I never thought I could live alone. Living alone was for the fiercely independent, and I was the girl who relied on people for a laundry list of things. When I felt down, I’d sit on my roommate’s bed and talk it out. If I needed to run to the grocery store, there was usually someone riding shotgun.
When you think about it, you live with other people for most of your life. Currently, some of you might be living with roommates, your significant other and/or your parents or family members. Then, you might get married and live with your husband/wife in a home where you can grow old together. Sometimes that involves kids, three dogs or all of the above.
Growing up, I lived with my parents and my younger sister. In college, “home” was a tiny room I shared with a roommate. After the dorms, I lived with three other roommates in a house that wasn’t much bigger. Personal space wasn’t a thing. Styles and personalities and opinions on things like decor were different, and learning how to compromise was a valuable lesson I learned quickly.

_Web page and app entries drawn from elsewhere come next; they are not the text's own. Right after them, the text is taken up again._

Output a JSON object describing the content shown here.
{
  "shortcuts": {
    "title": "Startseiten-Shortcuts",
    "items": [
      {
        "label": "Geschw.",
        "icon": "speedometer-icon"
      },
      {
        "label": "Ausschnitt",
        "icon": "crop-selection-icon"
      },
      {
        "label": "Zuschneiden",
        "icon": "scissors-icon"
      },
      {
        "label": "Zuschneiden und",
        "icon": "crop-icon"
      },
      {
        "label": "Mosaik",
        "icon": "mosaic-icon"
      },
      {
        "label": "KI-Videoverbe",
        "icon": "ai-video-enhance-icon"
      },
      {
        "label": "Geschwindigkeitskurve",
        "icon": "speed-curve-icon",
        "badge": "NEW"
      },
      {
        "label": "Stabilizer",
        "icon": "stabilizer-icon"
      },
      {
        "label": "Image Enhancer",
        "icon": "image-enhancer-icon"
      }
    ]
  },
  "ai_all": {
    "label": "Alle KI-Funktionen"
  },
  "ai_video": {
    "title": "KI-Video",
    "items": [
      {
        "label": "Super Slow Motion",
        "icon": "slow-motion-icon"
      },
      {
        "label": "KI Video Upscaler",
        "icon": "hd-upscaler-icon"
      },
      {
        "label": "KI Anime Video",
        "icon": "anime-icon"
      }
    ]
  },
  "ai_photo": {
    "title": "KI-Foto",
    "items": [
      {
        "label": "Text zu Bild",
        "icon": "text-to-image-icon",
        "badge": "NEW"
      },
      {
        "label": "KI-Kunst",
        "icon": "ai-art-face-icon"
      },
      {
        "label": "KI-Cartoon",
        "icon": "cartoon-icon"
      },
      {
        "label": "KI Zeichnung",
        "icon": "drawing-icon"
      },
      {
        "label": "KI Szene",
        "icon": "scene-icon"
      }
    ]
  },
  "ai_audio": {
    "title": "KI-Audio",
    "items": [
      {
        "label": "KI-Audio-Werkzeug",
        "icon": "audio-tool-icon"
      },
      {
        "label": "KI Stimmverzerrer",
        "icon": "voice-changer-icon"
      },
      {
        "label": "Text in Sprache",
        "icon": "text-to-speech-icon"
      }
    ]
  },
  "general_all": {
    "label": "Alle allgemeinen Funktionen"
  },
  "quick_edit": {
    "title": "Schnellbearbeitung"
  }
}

Don’t get me wrong, I loved being around people. But even so, I knew I wanted to experience living alone at least once. Before marriage, kids and all of the other “adult” things I had planned for myself, I wanted to know what it felt like to be selfish and not feel ashamed by it. I wanted to live in a space that was 100% mine, where I’d be free to binge watch Netflix, drink wine out of the bottle and walk around sans pants on a random Tuesday.
Was I afraid to live by myself? I was terrified.
Do I think everyone should experience it at least once? Absolutely.
YOU LEARN HOW TO FIX THINGS
Living alone taught me a number of valuable life lessons — like how to fix a running toilet, replace burnt out light bulbs, get over my fear of spiders, cope with noisy neighbors and pay bills on time. I learned that a can of paint and a little creativity can go a long way. And I learned that when said paint gets all over the floor, Goo Gone is the perfect solution.
YOU LEARN TO BUDGET
This was a big one for me. When you’re not splitting bills with someone else, you learn how to manage paying for everything yourself.
YOUR MESS IS YOUR MESS
I wasn’t judged for eating dinner in bed, or for binge watching Netflix for longer than I’d like to admit on the internet. I left dishes in the sink some days. I was guilty for leaving a pile of laundry on my bedroom floor for weeks. But, it was my mess.
YOU GET TO KNOW YOURSELF
Being alone and loneliness are not the same. Living alone taught me that. I learned to be comfortable with and actually enjoy my own company. I gained independence, and it gave me the extra push I needed to grow up. I learned what I liked and developed my sense of personal style.
Fritz and I moved into our new place a few weeks ago. It’s charming and modern and the perfect place to share together. And while I’m excited to create a new home with him, I’ll always look back fondly on my former one-bedroom apartment, and the brief period in my twenties when I lived alone. The time I had to learn and live by myself helped shape me into the person I am today.